As in all other aspects of the wedding, Anna and Brandon managed to elevate the customary bride-groom childhood slideshow to new heights. Thanks to Davis Watson, brother of the bride and videographer extraordinaire, the slideshow launched with hilarious home videos of young Anna and young Brandon lip-synching 80s hits (usually forgetting or mangling altogether the lyrics). With editing finesse, Davis clearly revealed that this was one couple meant to be.
An additional treat was in store for wedding guests. Brandon and Anna have the best (read that in the tone of a breathless tween gushing about meeting the Jonas Brothers, as in, THE BEST) engagement story. And of course, being the planner, schemer, and dreamer that he is, Brandon managed to have the Parisian engagement captured on video. The resulting film left all of us blinking, spell-bound, and questioning, “Did we just see a movie, or did that really happen?” Yes. It really happened.
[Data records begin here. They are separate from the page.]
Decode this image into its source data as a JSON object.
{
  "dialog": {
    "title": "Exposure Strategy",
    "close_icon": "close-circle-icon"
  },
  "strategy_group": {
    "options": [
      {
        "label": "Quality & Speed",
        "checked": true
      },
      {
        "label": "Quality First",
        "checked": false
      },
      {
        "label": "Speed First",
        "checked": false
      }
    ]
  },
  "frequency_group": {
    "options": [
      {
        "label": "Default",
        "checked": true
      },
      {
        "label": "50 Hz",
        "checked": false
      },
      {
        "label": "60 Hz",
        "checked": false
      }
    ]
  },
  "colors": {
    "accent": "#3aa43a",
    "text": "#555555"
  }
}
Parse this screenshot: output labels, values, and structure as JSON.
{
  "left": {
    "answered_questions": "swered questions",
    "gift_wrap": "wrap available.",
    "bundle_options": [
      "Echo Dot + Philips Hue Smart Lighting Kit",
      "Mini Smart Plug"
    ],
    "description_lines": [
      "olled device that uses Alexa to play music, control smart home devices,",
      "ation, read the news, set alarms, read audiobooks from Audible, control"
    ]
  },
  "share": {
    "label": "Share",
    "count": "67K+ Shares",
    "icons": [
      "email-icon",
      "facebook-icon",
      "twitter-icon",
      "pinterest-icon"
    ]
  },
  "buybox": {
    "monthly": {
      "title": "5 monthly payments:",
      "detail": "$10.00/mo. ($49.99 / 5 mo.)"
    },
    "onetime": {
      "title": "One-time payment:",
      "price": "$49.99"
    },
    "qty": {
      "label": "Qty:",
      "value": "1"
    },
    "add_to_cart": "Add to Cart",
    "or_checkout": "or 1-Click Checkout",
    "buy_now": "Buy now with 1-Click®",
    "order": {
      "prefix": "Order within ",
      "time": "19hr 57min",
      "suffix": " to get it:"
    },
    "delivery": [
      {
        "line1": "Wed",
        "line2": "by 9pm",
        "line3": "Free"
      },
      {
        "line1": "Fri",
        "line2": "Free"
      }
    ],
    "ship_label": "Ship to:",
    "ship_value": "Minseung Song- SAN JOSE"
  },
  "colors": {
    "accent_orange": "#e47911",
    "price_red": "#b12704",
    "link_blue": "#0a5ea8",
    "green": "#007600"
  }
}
For more details, I invite you to visit the happy couple’s wedding website, which appears to be professionally created but was just thrown together by the talented groom in his spare time. Taking notes, Martha?
Snap. Flash. Click. Wedding photos took place on the rooftop terrace stretched across the sparkling New York City skyline. While I worried about my heel snagging between the floor boards and plummeting to my death all of one story down to the eleventh-floor promenade (only for you, Anna), the wind whipped our dresses around our thighs and tangled the tresses of the bride’s up-do (twirled into a perfectly loose chignon by her talented hairdresser friend and bridesmaid Anna Thiele). Brandon was braver than I and actually begged his groomsmen to lift him up on their shoulders just at the edge of the terrace. The photographer zoomed in for a close up. The photographs from the wedding, the amateur shots making speedy rounds on Facebook these days, will capture frozen slices of the magic that occurred on September 12, 2010. They fail to capture the living, breathing, loving magic that is Anna and Brandon. My words fail, too.
Leaving the wedding, guests lingered for a moment to shoot playful photos with a Polaroid camera requisitioned from 1982 for the occasion and tape the plastic squares into a scrapbook, scrawling words of love and well-wishes with permanent markers. (See? Black-on-white theme continued even to the guest book. Such restraint, I say!) The final parting gift from the newlyweds flanked the elevator doors: mini champagne bottles and small packets of homemade chocolate chip cookies (yes, the bride actually baked all 15 dozen just days before her own wedding.) And this is where I’ll do you a favor, Martha: Move on. Find someone else to feature in your lovely, inspiring magazine. Because no matter how hard your readers try to replicate Branna’s wedding, they will fail. Sure, anyone can provide champagne and cookie favors to the guests. But no one else can have the story that makes such gifts immensely personal and special to the wedding couple. It’s a story of newly hatched love, stressful work days, hopeful waiting with champagne in hand, missed connections, late-night batch of cookies warm from the oven, and, finally, at the stroke of midnight, connection made. Champagne and cookies enjoyed. And years and months later…a New York City wedding.
Anna and Brandon, enjoying your honeymoon days in idyllic New Zealand, I love you! Thank you for allowing us fortunate guests to share in your lives, love, and wedding. Just as you wanted, it was epic.